Exercise. Which lines in the records below hold the word "author"? Copy each of them.
........
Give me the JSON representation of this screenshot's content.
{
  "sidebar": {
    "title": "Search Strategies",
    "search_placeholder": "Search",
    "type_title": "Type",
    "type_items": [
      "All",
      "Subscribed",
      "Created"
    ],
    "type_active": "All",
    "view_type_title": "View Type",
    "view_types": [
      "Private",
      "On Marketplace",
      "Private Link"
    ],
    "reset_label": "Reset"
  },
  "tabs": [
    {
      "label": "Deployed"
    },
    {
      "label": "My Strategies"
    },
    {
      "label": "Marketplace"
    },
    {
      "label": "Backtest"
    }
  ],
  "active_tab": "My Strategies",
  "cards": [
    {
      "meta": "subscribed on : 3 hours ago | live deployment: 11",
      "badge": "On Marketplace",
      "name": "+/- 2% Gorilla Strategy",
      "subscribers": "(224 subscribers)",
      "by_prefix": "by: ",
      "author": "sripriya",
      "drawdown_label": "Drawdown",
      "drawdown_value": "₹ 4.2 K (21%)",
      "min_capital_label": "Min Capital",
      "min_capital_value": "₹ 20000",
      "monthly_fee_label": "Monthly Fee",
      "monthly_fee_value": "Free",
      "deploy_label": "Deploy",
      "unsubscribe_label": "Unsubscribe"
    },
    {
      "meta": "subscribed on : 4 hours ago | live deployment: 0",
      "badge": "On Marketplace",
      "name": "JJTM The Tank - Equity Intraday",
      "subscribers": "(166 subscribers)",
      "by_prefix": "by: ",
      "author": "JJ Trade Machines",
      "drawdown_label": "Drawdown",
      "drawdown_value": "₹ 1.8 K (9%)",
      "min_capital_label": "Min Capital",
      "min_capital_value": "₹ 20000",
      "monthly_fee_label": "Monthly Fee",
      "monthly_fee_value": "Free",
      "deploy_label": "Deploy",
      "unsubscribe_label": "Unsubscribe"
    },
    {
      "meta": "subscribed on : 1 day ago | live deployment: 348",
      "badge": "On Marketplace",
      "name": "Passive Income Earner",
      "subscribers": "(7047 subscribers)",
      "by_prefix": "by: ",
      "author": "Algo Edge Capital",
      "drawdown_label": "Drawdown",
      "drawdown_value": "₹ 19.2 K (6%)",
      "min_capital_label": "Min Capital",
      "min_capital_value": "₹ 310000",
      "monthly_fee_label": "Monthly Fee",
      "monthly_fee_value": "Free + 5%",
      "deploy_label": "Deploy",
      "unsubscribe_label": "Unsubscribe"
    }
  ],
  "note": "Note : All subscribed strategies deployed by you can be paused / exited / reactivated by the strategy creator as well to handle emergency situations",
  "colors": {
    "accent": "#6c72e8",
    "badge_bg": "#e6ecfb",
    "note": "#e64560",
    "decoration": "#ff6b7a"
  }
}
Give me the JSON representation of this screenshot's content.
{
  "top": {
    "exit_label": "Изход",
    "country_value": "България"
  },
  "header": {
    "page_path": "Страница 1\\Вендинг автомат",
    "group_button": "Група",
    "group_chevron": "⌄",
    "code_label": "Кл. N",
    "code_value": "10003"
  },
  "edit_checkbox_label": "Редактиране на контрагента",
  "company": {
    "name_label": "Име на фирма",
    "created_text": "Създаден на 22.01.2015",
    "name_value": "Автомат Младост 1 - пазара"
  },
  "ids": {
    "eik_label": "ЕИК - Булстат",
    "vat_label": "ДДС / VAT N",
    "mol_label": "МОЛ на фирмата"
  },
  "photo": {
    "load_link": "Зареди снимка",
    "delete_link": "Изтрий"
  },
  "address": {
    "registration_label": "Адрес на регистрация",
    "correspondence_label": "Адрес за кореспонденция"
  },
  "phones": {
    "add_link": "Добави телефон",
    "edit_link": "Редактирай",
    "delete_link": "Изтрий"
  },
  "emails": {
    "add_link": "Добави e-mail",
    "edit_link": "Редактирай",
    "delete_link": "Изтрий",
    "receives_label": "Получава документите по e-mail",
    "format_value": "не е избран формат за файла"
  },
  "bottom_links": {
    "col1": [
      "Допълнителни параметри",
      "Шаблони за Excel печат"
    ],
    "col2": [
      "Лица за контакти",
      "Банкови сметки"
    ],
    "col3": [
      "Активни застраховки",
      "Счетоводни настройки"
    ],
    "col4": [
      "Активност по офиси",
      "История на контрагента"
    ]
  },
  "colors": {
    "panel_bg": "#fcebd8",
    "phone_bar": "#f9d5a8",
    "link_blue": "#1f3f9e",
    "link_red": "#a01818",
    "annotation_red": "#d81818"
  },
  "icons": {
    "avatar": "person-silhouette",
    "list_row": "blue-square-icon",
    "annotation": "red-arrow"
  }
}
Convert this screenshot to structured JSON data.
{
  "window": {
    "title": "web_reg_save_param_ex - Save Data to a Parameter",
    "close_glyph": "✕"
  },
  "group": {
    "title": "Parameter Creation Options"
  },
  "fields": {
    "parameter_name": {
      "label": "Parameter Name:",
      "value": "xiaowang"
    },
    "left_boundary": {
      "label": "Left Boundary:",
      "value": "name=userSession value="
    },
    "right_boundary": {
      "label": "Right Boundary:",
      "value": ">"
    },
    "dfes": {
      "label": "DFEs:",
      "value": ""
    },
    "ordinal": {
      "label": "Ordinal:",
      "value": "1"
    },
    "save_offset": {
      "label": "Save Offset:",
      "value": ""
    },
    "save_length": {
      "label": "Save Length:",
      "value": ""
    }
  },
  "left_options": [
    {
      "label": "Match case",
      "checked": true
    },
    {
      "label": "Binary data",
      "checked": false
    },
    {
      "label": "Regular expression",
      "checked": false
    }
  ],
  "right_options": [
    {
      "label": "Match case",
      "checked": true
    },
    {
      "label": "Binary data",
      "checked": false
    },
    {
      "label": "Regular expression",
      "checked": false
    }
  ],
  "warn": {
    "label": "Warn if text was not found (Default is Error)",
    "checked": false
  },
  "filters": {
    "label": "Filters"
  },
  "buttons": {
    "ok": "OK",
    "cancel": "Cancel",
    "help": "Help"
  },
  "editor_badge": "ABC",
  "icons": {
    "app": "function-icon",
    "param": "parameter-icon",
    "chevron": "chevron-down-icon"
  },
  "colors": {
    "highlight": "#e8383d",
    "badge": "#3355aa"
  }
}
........
Solution to this exercise.
      "author": "sripriya",
      "author": "JJ Trade Machines",
      "author": "Algo Edge Capital",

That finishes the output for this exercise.